But in faith, I believe Zak and this family will make it to their new home and will survive their living in another place in a manner that brings notice to God. I believe this because God has called Zak to be in another place – this isn’t a test to find out if Zak can jump through hoops but, rather, it is a test for Zak to be and live and prosper in a new land. It is where God needs Zak for a time – him and his precious family. And for almost ten years, God has been prepping, molding, shaping, massaging, twisting, turning, and polishing Zak – all for this! It must be something pretty special for God to spend this much time and invest this much effort in Zak to send him off to way over there.
God can be quite presumptuous when tagging people for help. Sometimes it’s a tiny urge, but more often it can be a life-changing, punch-in-the-gut, take-no-captives, hard-charging push into a new life. Sometimes it takes a person’s breath away. Sometimes it makes a head spin. Sometimes it’s painful – sometimes it might be joyful. Regardless, though, it is always a game changer. When God needs or wants something, he gets it and there is little or no use in trying to push back.

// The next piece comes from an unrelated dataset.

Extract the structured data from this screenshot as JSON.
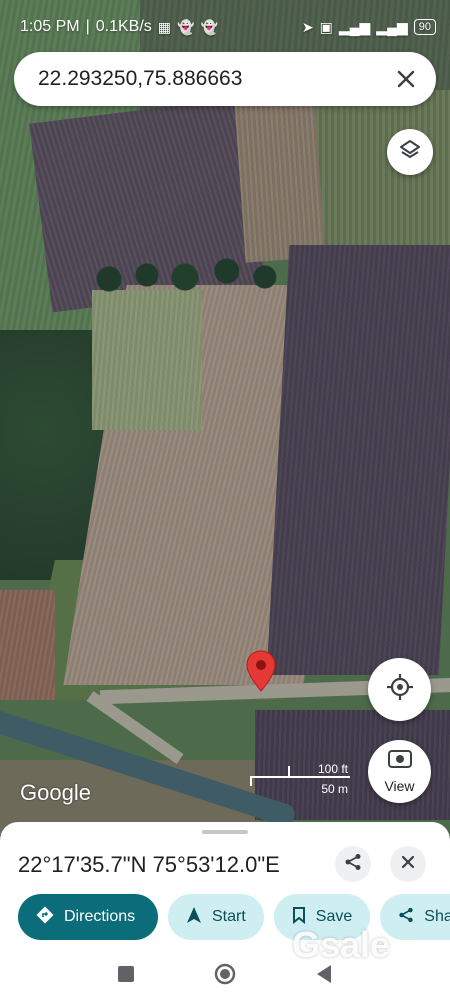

Zak heard and responded. He is going.
His mom would be excited and so proud. I am.
It’s been two years, three months today.

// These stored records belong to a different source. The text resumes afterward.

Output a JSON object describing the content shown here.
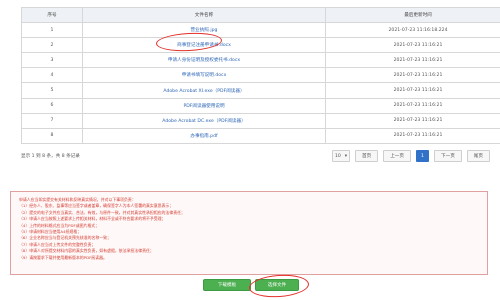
{
  "table": {
    "headers": [
      "序号",
      "文件名称",
      "最后更新时间"
    ],
    "rows": [
      {
        "index": "1",
        "name": "营业执照.jpg",
        "time": "2021-07-23 11:16:18.224"
      },
      {
        "index": "2",
        "name": "商事登记注册申请书.docx",
        "time": "2021-07-23 11:16:21"
      },
      {
        "index": "3",
        "name": "申请人身份证明及授权委托书.docx",
        "time": "2021-07-23 11:16:21"
      },
      {
        "index": "4",
        "name": "申请书填写说明.docx",
        "time": "2021-07-23 11:16:21"
      },
      {
        "index": "5",
        "name": "Adobe Acrobat XI.exe（PDF阅读器）",
        "time": "2021-07-23 11:16:21"
      },
      {
        "index": "6",
        "name": "PDF阅读器使用说明",
        "time": "2021-07-23 11:16:21"
      },
      {
        "index": "7",
        "name": "Adobe Acrobat DC.exe（PDF阅读器）",
        "time": "2021-07-23 11:16:21"
      },
      {
        "index": "8",
        "name": "办事指南.pdf",
        "time": "2021-07-23 11:16:21"
      }
    ]
  },
  "summary": "显示 1 到 8 条，共 8 条记录",
  "pager": {
    "page_size": "10",
    "first": "首页",
    "prev": "上一页",
    "current": "1",
    "next": "下一页",
    "last": "尾页"
  },
  "notice": {
    "lines": [
      "申请人应当如实提交有关材料和反映真实情况，并对以下事项负责：",
      "（1）经办人、股东、监事等应当签字或者盖章，确保签字人为本人签署的真实意思表示；",
      "（2）提交的电子文件应当真实、合法、有效，与原件一致，并对其真实性承担相应的法律责任；",
      "（3）申请人应当按照上述要求上传相关材料，材料不全或不符合要求的将不予受理；",
      "（4）上传的材料格式应当为PDF或图片格式；",
      "（5）申请材料应当使用A4纸规格；",
      "（6）企业名称应当与登记机关预先核准的名称一致；",
      "（7）申请人应当对上传文件的完整性负责；",
      "（8）申请人对所提交材料内容的真实性负责，如有虚假，依法承担法律责任；",
      "（9）请按要求下载并使用最新版本的PDF阅读器。"
    ]
  },
  "buttons": {
    "template": "下载模板",
    "choose": "选择文件"
  },
  "colors": {
    "link": "#2f67b7",
    "accent": "#2f72c7",
    "notice_text": "#d23b2f",
    "button": "#4caf50",
    "annotation": "#e2312a"
  }
}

When I am with people now, I am the one who they see and converse with. I carry the name, reputation, history, and stories. I realize very often how much I depended on her. She was always friendly, kind, interested in people, and could muster a giggle or laugh. Going somewhere with her was usually comfortable because I knew I could depend on her to, so to speak, represent us. She was approachable, unlike me, I think. People liked to see her and immediately start up a conversation about something or anything. l’ll admit, I liked having her around when we went into social situations. She brought me comfort and security. I appreciated her for being the tip of the spear in social settings. It was something I never took for granted and it is something that I very much miss now.
I was usually proud to have her with me. Not in a mean or silly way, but in a sincere way. I was proud of her. I liked to know that others liked her. Yes, she did deflect conversation away from me so that was nice, but I appreciated her for being someone that others liked and wanted to be around. She made others feel good, and she never put anyone down or belittled them in conversation. It made me feel good to be with her when we were out. Sometimes when we weren’t together, but we could send eye-signals across the room and know that everything was okay.
In a few weeks, I will be taking another trip – the kind she would have liked. And my parents adored her, and it always made me feel so good to know that. And now when I visit my parents, I have nothing to show them – nothing to be proud of like her. She could carry on with them for hours, unlike me.
I don’t know. There are so many things I miss. This is one of them – having her out with me. I’m sad that I can’t have her with me to share with you. I know you loved her being around. I did, too. I still can’t believe it.